What is needed –
Select and copy out every line in the records containing "phone".

Input material: Begin

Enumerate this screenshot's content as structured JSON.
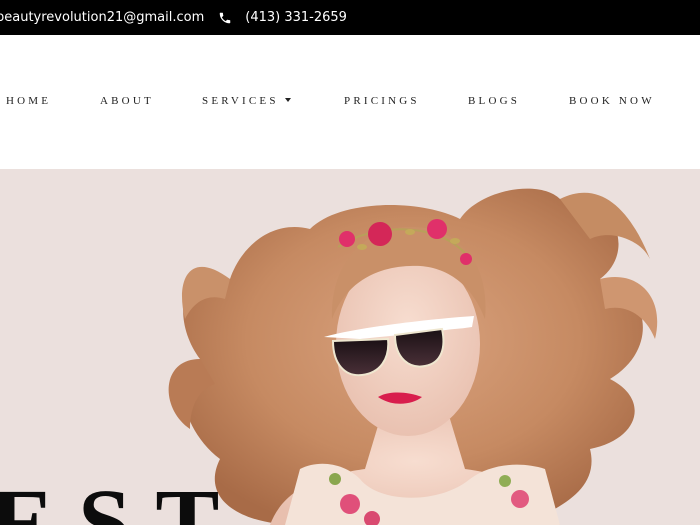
{
  "topbar": {
    "email": "beautyrevolution21@gmail.com",
    "phone": "(413) 331-2659",
    "phone_icon": "phone-icon"
  },
  "nav": {
    "items": [
      {
        "label": "HOME"
      },
      {
        "label": "ABOUT"
      },
      {
        "label": "SERVICES",
        "has_dropdown": true
      },
      {
        "label": "PRICINGS"
      },
      {
        "label": "BLOGS"
      },
      {
        "label": "BOOK NOW"
      }
    ]
  },
  "hero": {
    "partial_text": "EST",
    "background_color": "#ebe0dd"
  }
}
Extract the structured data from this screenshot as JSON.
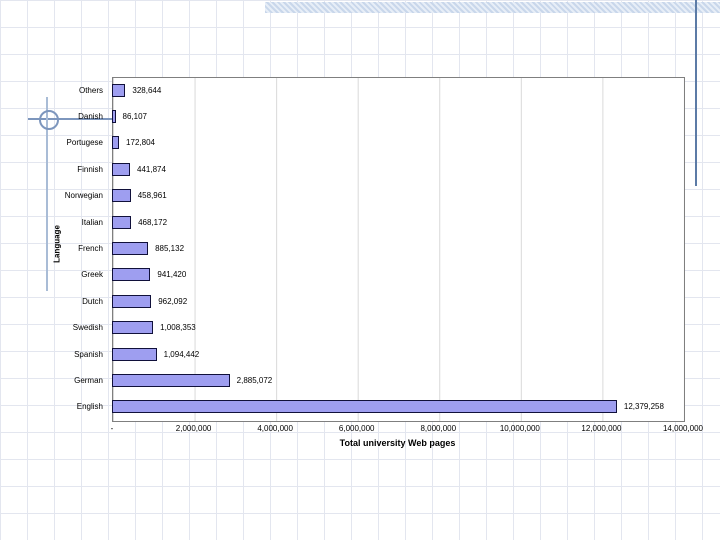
{
  "theme": {
    "grid_color": "#e3e6ef",
    "ornament_color": "#7d96bd",
    "accent_line_color": "#5c7ba6",
    "plot_border_color": "#7f7f7f",
    "plot_gridline_color": "#d9d9d9"
  },
  "chart_data": {
    "type": "bar",
    "orientation": "horizontal",
    "title": "",
    "xlabel": "Total university Web pages",
    "ylabel": "Language",
    "categories": [
      "Others",
      "Danish",
      "Portugese",
      "Finnish",
      "Norwegian",
      "Italian",
      "French",
      "Greek",
      "Dutch",
      "Swedish",
      "Spanish",
      "German",
      "English"
    ],
    "values": [
      328644,
      86107,
      172804,
      441874,
      458961,
      468172,
      885132,
      941420,
      962092,
      1008353,
      1094442,
      2885072,
      12379258
    ],
    "value_labels": [
      "328,644",
      "86,107",
      "172,804",
      "441,874",
      "458,961",
      "468,172",
      "885,132",
      "941,420",
      "962,092",
      "1,008,353",
      "1,094,442",
      "2,885,072",
      "12,379,258"
    ],
    "xlim": [
      0,
      14000000
    ],
    "x_ticks": [
      "-",
      "2,000,000",
      "4,000,000",
      "6,000,000",
      "8,000,000",
      "10,000,000",
      "12,000,000",
      "14,000,000"
    ],
    "bar_color": "#9e9ef0",
    "bar_border_color": "#10103a",
    "grid": true,
    "legend": "none"
  }
}
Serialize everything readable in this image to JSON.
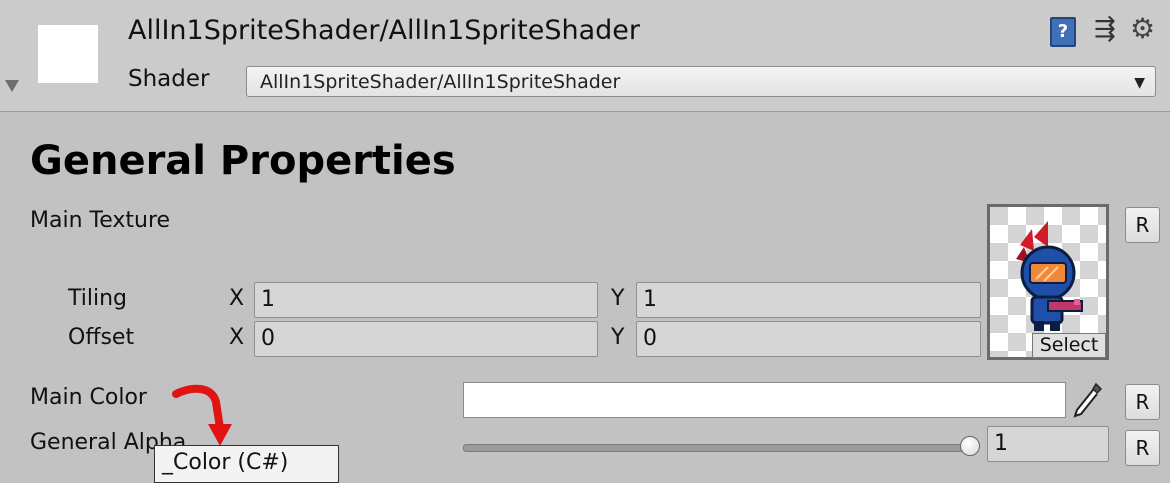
{
  "header": {
    "material_title": "AllIn1SpriteShader/AllIn1SpriteShader",
    "shader_label": "Shader",
    "shader_value": "AllIn1SpriteShader/AllIn1SpriteShader",
    "icons": [
      "book-help-icon",
      "preset-icon",
      "gear-icon"
    ]
  },
  "section": {
    "title": "General Properties"
  },
  "main_texture": {
    "label": "Main Texture",
    "tiling_label": "Tiling",
    "offset_label": "Offset",
    "axis_x": "X",
    "axis_y": "Y",
    "tiling_x": "1",
    "tiling_y": "1",
    "offset_x": "0",
    "offset_y": "0",
    "select_label": "Select",
    "reset_label": "R"
  },
  "main_color": {
    "label": "Main Color",
    "value": "#ffffff",
    "reset_label": "R"
  },
  "general_alpha": {
    "label": "General Alpha",
    "value": "1",
    "slider_fraction": 1.0,
    "reset_label": "R"
  },
  "tooltip": {
    "text": "_Color (C#)"
  },
  "colors": {
    "header_bg": "#cbcbcb",
    "panel_bg": "#c2c2c2",
    "annotation_red": "#e01414"
  }
}
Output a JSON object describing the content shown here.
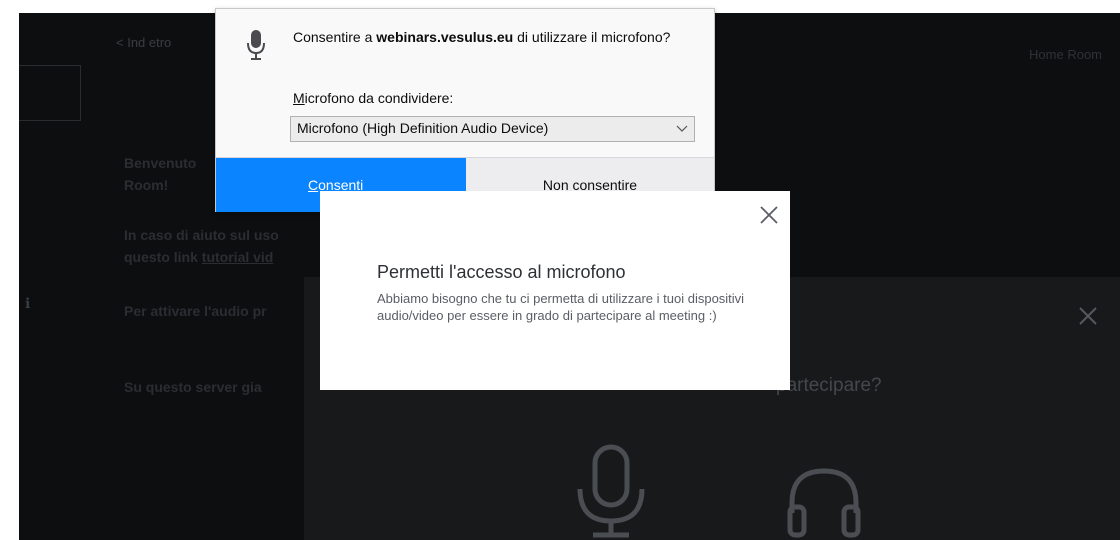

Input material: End

Task result –
    "phone": "(413) 331-2659",
    "phone_icon": "phone-icon"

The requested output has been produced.